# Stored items
════════

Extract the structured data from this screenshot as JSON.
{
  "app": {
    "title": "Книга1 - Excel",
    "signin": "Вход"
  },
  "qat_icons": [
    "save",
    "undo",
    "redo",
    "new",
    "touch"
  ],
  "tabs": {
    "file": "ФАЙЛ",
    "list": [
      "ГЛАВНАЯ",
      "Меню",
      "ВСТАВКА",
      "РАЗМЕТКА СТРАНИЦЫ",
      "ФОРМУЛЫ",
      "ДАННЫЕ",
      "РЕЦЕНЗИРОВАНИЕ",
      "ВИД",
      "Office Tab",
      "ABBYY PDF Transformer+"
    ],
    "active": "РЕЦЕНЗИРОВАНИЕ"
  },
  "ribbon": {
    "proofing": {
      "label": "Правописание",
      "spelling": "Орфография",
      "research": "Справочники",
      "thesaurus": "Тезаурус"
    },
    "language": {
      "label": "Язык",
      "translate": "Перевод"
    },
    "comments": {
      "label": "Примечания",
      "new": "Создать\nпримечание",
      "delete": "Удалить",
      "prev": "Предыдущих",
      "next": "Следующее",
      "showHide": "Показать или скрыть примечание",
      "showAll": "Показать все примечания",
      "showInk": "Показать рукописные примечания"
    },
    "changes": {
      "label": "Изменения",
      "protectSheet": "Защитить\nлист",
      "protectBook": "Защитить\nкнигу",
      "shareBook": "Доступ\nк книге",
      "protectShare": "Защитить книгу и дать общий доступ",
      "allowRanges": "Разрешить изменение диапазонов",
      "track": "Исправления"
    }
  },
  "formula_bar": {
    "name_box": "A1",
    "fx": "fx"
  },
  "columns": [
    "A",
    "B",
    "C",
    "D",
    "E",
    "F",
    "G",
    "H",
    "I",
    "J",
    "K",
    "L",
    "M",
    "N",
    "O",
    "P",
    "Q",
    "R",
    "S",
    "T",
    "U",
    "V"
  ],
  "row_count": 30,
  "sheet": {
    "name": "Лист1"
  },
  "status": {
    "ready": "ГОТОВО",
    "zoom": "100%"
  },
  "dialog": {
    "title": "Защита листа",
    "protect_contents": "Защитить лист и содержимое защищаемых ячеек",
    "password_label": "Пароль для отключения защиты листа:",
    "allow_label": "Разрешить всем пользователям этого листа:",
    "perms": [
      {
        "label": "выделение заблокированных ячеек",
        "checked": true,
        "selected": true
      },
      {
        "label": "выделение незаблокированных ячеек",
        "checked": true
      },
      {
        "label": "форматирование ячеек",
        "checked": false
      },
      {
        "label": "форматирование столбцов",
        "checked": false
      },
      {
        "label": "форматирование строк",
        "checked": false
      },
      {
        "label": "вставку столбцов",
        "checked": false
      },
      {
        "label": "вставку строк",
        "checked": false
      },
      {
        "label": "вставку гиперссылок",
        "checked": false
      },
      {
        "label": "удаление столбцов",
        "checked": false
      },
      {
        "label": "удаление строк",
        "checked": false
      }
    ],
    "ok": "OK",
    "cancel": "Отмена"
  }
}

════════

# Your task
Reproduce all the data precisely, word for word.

# Answer below
Extract the structured data from this screenshot as JSON.
{
  "app": {
    "title": "Книга1 - Excel",
    "signin": "Вход"
  },
  "qat_icons": [
    "save",
    "undo",
    "redo",
    "new",
    "touch"
  ],
  "tabs": {
    "file": "ФАЙЛ",
    "list": [
      "ГЛАВНАЯ",
      "Меню",
      "ВСТАВКА",
      "РАЗМЕТКА СТРАНИЦЫ",
      "ФОРМУЛЫ",
      "ДАННЫЕ",
      "РЕЦЕНЗИРОВАНИЕ",
      "ВИД",
      "Office Tab",
      "ABBYY PDF Transformer+"
    ],
    "active": "РЕЦЕНЗИРОВАНИЕ"
  },
  "ribbon": {
    "proofing": {
      "label": "Правописание",
      "spelling": "Орфография",
      "research": "Справочники",
      "thesaurus": "Тезаурус"
    },
    "language": {
      "label": "Язык",
      "translate": "Перевод"
    },
    "comments": {
      "label": "Примечания",
      "new": "Создать\nпримечание",
      "delete": "Удалить",
      "prev": "Предыдущих",
      "next": "Следующее",
      "showHide": "Показать или скрыть примечание",
      "showAll": "Показать все примечания",
      "showInk": "Показать рукописные примечания"
    },
    "changes": {
      "label": "Изменения",
      "protectSheet": "Защитить\nлист",
      "protectBook": "Защитить\nкнигу",
      "shareBook": "Доступ\nк книге",
      "protectShare": "Защитить книгу и дать общий доступ",
      "allowRanges": "Разрешить изменение диапазонов",
      "track": "Исправления"
    }
  },
  "formula_bar": {
    "name_box": "A1",
    "fx": "fx"
  },
  "columns": [
    "A",
    "B",
    "C",
    "D",
    "E",
    "F",
    "G",
    "H",
    "I",
    "J",
    "K",
    "L",
    "M",
    "N",
    "O",
    "P",
    "Q",
    "R",
    "S",
    "T",
    "U",
    "V"
  ],
  "row_count": 30,
  "sheet": {
    "name": "Лист1"
  },
  "status": {
    "ready": "ГОТОВО",
    "zoom": "100%"
  },
  "dialog": {
    "title": "Защита листа",
    "protect_contents": "Защитить лист и содержимое защищаемых ячеек",
    "password_label": "Пароль для отключения защиты листа:",
    "allow_label": "Разрешить всем пользователям этого листа:",
    "perms": [
      {
        "label": "выделение заблокированных ячеек",
        "checked": true,
        "selected": true
      },
      {
        "label": "выделение незаблокированных ячеек",
        "checked": true
      },
      {
        "label": "форматирование ячеек",
        "checked": false
      },
      {
        "label": "форматирование столбцов",
        "checked": false
      },
      {
        "label": "форматирование строк",
        "checked": false
      },
      {
        "label": "вставку столбцов",
        "checked": false
      },
      {
        "label": "вставку строк",
        "checked": false
      },
      {
        "label": "вставку гиперссылок",
        "checked": false
      },
      {
        "label": "удаление столбцов",
        "checked": false
      },
      {
        "label": "удаление строк",
        "checked": false
      }
    ],
    "ok": "OK",
    "cancel": "Отмена"
  }
}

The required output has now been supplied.